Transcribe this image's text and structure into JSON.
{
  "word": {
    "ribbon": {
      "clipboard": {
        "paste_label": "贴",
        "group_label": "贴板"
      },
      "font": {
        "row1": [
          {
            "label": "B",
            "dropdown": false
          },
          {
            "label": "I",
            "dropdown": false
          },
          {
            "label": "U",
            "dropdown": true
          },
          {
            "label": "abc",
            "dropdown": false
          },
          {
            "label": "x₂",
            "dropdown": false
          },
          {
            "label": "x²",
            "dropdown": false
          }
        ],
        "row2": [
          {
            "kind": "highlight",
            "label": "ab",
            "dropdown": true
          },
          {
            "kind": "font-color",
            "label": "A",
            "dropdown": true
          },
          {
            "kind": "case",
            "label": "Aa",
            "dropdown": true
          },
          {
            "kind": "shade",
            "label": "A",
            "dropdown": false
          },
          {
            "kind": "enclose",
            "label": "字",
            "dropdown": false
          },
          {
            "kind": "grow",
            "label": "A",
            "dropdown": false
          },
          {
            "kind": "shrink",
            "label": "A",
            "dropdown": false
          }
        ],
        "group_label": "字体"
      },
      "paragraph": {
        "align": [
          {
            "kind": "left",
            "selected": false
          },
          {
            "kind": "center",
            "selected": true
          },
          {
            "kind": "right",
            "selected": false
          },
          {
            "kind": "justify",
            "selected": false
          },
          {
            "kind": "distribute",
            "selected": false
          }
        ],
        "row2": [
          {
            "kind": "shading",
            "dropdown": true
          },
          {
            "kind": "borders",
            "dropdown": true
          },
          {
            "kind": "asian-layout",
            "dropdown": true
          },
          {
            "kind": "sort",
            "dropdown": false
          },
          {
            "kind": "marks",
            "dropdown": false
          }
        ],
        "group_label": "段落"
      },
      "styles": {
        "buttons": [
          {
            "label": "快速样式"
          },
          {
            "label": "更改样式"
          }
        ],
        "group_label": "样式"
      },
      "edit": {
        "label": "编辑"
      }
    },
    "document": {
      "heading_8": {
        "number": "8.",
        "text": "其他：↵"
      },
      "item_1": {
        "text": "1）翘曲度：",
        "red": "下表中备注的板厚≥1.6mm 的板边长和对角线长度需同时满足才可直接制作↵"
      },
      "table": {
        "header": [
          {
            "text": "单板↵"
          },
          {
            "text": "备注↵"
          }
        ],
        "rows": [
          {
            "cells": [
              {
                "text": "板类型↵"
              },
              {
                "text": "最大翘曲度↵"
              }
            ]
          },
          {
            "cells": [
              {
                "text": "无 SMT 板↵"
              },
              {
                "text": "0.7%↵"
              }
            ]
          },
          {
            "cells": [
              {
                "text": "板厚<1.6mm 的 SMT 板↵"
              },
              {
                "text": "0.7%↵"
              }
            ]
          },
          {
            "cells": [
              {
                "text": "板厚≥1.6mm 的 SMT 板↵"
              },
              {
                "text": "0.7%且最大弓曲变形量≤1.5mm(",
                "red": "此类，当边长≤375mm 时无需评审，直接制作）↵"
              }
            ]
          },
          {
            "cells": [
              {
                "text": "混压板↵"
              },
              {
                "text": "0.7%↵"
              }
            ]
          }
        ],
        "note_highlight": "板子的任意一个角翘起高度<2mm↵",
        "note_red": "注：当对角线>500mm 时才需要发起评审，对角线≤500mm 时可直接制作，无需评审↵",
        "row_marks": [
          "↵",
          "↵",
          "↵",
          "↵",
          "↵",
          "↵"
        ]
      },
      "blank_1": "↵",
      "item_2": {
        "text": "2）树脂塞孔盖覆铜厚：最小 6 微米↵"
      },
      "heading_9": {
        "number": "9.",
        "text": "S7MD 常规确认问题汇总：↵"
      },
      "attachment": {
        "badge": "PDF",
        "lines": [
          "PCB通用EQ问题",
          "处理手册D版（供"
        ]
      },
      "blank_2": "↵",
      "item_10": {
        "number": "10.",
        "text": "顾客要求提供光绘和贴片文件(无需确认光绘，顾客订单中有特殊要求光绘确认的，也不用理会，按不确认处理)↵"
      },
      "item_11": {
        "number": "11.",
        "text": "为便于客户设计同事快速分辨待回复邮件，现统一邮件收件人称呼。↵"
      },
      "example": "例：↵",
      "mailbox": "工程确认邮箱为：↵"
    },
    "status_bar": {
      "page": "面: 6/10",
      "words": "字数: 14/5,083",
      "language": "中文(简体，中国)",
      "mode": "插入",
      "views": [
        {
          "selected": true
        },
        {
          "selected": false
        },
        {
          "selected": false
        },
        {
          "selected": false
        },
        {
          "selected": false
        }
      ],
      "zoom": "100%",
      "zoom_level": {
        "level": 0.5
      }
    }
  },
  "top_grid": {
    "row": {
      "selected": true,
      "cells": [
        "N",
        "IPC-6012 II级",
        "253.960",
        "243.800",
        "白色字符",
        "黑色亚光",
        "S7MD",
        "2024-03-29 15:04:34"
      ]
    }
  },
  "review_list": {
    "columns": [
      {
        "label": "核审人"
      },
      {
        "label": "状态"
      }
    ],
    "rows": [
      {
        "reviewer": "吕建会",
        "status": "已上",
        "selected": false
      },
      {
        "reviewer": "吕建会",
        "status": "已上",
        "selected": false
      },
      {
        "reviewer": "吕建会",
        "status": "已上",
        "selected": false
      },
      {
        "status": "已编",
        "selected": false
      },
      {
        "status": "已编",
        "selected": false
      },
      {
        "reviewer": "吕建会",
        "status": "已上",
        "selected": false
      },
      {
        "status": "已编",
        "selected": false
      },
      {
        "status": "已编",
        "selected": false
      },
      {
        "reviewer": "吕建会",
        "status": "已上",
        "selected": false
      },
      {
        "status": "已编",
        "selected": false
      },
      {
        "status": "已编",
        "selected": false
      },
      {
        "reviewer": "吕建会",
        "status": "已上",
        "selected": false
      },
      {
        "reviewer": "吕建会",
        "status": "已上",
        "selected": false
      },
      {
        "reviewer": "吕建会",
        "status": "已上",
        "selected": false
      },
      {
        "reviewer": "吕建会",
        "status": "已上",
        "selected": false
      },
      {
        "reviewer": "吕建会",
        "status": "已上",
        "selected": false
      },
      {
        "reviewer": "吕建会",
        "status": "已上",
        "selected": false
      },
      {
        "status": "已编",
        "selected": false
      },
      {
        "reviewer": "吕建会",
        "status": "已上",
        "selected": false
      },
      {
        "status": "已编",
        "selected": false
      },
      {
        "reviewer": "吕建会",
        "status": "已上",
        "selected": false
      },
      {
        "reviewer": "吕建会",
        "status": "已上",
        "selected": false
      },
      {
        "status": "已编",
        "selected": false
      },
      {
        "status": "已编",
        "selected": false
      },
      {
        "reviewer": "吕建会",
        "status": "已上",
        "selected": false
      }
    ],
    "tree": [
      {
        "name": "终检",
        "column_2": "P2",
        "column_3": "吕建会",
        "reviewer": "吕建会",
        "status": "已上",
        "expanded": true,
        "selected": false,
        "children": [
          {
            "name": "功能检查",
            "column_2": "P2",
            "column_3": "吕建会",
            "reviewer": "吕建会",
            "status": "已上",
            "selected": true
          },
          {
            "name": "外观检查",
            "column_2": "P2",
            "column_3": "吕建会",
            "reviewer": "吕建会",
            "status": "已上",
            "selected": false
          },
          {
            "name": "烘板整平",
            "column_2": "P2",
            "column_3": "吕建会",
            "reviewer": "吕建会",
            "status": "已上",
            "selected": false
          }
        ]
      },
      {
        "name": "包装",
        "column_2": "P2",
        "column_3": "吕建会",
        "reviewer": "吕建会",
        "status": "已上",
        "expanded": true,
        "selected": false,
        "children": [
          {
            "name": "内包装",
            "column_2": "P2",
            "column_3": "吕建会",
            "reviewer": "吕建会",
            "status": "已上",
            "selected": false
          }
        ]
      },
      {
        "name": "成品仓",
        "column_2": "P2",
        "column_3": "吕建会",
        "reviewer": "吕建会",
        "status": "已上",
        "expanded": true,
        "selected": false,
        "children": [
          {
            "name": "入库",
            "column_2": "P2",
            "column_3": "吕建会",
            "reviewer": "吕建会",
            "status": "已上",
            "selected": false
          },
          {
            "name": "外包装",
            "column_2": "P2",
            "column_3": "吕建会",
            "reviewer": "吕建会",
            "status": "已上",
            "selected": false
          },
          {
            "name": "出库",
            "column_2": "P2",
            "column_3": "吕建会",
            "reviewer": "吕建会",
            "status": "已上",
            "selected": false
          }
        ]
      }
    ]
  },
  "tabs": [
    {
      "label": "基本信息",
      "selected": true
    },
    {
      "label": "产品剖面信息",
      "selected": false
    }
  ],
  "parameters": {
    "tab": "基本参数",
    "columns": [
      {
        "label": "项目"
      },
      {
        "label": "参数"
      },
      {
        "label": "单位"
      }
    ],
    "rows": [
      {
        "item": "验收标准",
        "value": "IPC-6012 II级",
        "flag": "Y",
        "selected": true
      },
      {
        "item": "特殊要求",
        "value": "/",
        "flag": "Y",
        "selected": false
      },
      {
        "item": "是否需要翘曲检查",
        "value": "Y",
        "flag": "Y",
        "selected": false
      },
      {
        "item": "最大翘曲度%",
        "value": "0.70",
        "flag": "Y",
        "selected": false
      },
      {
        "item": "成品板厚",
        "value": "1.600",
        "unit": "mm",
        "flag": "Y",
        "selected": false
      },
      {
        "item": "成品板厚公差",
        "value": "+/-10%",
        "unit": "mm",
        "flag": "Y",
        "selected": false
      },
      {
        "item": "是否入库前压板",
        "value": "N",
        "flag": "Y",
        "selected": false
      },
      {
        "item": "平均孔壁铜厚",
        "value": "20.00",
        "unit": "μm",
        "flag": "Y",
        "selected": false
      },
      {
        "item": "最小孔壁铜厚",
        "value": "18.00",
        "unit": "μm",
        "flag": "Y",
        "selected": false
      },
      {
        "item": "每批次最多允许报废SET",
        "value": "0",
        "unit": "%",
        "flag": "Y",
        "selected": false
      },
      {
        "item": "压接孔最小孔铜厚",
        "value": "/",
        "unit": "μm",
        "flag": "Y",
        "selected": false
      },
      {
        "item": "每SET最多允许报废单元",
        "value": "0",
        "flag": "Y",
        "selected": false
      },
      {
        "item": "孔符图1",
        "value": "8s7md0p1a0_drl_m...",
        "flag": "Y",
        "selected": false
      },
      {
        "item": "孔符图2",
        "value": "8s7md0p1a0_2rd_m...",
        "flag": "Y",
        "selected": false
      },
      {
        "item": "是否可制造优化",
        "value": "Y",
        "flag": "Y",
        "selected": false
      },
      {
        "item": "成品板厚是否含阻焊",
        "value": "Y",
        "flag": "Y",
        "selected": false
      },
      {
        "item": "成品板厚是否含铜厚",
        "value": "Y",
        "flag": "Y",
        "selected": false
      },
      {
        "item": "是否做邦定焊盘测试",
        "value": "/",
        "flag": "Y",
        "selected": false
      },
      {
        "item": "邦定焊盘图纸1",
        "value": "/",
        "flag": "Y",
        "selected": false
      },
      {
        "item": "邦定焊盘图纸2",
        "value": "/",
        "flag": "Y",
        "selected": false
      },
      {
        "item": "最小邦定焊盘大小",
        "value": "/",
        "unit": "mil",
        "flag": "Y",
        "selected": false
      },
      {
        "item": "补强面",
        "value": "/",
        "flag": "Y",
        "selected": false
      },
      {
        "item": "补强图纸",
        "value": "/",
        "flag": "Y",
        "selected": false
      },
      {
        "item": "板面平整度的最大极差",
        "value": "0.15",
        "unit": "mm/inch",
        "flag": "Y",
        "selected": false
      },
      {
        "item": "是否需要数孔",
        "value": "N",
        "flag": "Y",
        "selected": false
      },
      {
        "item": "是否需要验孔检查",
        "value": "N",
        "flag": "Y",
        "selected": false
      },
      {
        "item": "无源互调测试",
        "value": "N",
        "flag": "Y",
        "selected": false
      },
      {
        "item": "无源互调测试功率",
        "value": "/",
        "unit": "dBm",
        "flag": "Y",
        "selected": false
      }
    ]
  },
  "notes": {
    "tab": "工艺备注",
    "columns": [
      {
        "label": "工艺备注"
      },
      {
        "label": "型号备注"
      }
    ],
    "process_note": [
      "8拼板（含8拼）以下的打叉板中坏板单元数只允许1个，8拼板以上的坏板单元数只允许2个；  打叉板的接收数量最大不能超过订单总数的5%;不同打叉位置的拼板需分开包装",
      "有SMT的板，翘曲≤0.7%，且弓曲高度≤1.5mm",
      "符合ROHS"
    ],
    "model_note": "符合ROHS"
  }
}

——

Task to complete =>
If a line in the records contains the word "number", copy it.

Output for this exercise =>
        "number": "8.",
        "number": "9.",
        "number": "10.",
        "number": "11.",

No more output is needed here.